This week the Apple Watch made a big step towards reality, with the release of WatchKit for developers of watch apps. Hidden within a fairly mundane document are plenty of glimpses at how Apple envisions smartwatches fitting in with our lives.
With WatchKit come Apple's Watch Human Interface Guidelines, which lay out the company's recommendations for nearly every detail of app design, from color to logos to gestures. Here are a few telling points.
The WatchKit guidelines, even though they're developer-specific, contain loads of general info about how Apple hopes consumers will live with the watch. Perhaps the smartest takeaway is the company's insistence that users shouldn't be glued to their watches.
"A Watch app complements your iOS app; it does not replace it," it says. "If you measure interactions with your iOS app in minutes, you can expect interactions with your Watch app to be measured in seconds." It's nice to know that developers are getting guidance as to what they can reasonably expect from their users. Throughout the guidelines, the message is simple: Less is more.
The digital crown is one of the most interesting aspects of the slew of new UI elements encased in the Apple Watch. When the device was announced, the repurposed crown was presented as a way to zoom in and out of the home screen, and scroll through pages. Now we're getting more of a sense of why that'll be so useful.
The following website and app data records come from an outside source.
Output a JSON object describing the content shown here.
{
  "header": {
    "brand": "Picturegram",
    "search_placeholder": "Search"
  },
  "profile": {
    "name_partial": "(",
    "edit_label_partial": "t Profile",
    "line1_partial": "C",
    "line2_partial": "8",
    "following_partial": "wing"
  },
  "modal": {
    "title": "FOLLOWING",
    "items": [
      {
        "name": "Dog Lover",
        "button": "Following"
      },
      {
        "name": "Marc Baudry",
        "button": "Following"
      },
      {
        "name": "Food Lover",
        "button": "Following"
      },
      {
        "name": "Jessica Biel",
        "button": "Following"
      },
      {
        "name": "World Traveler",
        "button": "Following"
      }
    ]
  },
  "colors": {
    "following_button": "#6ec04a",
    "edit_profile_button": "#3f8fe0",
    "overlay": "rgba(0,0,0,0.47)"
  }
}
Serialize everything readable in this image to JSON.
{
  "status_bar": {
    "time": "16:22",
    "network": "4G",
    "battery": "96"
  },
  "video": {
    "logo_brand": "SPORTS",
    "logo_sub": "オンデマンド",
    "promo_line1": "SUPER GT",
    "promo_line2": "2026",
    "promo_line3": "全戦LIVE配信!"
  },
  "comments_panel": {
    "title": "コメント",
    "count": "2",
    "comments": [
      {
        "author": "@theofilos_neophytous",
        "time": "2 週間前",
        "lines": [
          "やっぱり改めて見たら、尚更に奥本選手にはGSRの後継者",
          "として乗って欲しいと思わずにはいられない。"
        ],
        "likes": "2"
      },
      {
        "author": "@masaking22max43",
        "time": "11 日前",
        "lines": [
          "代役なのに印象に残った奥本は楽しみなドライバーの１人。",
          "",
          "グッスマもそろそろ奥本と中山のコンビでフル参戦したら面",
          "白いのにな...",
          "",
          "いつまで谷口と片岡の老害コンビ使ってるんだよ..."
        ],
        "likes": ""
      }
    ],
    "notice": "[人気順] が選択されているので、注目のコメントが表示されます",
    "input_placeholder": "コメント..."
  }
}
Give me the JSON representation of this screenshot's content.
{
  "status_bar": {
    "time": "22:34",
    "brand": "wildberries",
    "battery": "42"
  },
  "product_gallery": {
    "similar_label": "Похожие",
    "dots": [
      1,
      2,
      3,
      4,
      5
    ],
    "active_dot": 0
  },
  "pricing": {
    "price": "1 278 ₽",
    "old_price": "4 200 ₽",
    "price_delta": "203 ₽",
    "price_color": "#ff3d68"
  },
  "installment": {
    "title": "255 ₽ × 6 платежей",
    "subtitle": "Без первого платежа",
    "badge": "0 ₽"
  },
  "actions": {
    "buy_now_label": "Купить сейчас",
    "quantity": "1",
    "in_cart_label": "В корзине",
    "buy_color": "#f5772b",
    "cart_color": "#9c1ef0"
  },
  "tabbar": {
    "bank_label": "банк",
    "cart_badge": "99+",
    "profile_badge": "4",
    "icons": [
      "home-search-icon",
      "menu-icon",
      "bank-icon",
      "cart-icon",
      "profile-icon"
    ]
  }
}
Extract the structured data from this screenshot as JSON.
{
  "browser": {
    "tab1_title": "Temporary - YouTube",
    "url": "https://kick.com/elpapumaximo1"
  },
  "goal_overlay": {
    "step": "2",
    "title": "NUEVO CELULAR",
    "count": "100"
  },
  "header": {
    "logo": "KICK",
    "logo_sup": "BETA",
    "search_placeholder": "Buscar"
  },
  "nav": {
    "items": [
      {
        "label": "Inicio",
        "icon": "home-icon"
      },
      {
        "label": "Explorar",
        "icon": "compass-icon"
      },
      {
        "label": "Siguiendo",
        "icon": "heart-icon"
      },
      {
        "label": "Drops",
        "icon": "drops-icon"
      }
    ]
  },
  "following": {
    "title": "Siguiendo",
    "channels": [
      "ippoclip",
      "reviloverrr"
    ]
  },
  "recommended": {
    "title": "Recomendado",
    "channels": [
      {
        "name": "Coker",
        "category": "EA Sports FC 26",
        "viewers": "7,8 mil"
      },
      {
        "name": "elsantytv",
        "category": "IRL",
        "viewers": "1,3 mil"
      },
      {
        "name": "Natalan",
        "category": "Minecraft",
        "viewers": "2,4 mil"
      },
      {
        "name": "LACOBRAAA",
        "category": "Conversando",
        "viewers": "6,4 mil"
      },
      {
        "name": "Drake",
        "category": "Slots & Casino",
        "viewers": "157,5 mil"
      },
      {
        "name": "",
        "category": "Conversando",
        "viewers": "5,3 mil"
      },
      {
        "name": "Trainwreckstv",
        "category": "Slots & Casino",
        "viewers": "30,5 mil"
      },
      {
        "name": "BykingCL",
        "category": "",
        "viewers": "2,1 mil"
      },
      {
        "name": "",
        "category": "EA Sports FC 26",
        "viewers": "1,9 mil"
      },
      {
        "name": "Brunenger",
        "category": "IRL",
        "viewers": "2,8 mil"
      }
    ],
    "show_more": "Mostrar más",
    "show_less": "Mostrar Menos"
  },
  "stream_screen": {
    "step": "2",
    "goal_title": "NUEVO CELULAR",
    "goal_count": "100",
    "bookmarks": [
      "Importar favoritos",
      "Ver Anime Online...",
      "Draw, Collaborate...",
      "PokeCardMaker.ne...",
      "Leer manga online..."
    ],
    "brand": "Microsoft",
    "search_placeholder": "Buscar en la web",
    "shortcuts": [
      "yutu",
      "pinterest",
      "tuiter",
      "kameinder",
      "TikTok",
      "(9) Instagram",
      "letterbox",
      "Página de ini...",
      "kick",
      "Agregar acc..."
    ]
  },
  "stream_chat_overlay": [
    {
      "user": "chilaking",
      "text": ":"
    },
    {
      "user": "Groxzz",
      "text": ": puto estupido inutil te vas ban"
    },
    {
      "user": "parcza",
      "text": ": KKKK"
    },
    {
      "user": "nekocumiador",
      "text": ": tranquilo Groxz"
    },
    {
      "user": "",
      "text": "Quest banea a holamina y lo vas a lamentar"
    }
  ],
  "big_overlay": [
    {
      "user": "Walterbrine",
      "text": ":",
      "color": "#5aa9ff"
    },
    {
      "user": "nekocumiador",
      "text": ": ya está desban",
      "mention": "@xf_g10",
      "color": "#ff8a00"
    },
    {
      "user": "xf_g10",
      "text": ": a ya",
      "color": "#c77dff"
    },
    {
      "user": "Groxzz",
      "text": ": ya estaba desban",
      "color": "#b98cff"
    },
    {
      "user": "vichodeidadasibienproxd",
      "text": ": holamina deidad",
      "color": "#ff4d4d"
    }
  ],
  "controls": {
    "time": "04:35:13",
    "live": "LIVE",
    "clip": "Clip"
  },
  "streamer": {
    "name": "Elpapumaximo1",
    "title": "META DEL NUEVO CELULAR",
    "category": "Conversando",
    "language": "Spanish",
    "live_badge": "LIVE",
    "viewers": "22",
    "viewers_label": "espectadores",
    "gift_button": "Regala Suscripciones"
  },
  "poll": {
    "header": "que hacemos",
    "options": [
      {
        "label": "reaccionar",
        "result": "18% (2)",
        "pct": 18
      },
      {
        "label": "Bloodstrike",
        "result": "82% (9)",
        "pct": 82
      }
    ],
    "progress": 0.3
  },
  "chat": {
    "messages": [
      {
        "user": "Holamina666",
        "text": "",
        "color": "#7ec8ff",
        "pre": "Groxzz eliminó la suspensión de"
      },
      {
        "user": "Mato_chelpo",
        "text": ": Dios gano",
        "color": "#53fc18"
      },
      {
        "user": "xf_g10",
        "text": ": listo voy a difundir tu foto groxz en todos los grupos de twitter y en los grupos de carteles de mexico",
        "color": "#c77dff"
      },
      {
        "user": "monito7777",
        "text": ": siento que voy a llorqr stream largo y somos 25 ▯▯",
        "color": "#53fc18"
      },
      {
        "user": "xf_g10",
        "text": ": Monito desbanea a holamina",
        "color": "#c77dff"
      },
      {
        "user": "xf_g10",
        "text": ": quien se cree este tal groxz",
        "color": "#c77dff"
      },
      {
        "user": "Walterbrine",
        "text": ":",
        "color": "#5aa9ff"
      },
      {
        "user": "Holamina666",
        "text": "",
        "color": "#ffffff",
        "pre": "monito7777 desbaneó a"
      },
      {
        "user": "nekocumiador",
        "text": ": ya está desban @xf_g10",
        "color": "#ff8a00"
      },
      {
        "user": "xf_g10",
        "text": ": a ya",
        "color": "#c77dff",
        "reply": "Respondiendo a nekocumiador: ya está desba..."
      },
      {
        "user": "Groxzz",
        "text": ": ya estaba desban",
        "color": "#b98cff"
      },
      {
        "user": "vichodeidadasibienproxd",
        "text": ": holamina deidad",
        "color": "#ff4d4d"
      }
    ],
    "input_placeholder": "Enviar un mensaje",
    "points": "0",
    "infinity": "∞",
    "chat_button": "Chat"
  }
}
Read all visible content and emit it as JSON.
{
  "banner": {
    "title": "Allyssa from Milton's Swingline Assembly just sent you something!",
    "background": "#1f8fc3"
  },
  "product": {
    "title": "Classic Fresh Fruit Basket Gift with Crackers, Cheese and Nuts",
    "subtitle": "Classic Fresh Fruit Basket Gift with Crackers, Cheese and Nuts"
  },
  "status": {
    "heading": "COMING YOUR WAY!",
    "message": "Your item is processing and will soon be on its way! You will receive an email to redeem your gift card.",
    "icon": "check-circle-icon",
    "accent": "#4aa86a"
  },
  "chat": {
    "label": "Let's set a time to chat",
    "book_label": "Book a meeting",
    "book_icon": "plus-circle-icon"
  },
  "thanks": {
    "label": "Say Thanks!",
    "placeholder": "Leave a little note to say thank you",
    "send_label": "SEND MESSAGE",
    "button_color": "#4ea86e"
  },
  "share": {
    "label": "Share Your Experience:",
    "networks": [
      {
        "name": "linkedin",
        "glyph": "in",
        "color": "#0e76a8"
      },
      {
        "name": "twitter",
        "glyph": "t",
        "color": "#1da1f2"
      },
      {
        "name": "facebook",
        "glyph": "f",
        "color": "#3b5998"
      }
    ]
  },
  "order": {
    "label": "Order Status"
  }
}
"Designed for finely tuned, accelerated scrolling—without obstructing the Apple Watch display—the Digital Crown makes it easy to scroll through longer pages," Apple says. In other words, the crown solves a solution to one big problem with smartwatches: How to scroll through long pages without your finger getting in the way.
You've probably already heard about San Francisco, the brand-new typeface that Apple designed specifically for the watch. But the UI guidelines give us more information about why it's suited for small screens.
Unlike some fonts, San Francisco will condense or expand based on the size of the letters. If you're reading tiny text, for example, the kerning will expand so there's more space between each letter—as will the size of the punctuation and the size of the holes in letters like "e" and "a". This will make it much less difficult to read the watch's tiny text.
While your iPhone's notification center is sometimes less than ideal for handling short blips of info, an interaction called Glances is a solution to a problem that iOS has struggled to solve. You can think of a glance as a Google Now card: A short blip of information that comes from an app, but that is "timely and contextually relevant," presumably based on situational input like location.
Importantly, you'll decide when you see those glances. "Unlike an alert pushed to a device, Glances are accessed at the wearer's discretion," says Apple.
We already knew that the watch's Retina screen would be able to interpret the force of your finger. But now we're getting a glimpse of how that sensitivity will impact the UI.
"A small screen can only accommodate so many controls," Apple writes. "Force Touch interactions display the context menu (if any) associated with the current screen. Apps use this menu to display actions relevant to the current content." That's why Force will act like a secondary layer of interactions. You'll use it to access a higher level menu that displays options within each app.
One thing that isn't mentioned in the guidelines? The Taptic Engine, which will supply the vibrating notifications from apps.
Back in September, Apple intriguingly said that the engine will supply a range of vibrations customized to each app, so "you feel a tactile sensation that's recognizably different for each kind of interaction." Presumably, Apple will be controlling those sensations, and it'll be interesting to find out more about them. This could be one of the more interesting ways we interact with the watch, but we'll have to wait to find out just how big a role the tactile aspects of the UI will play.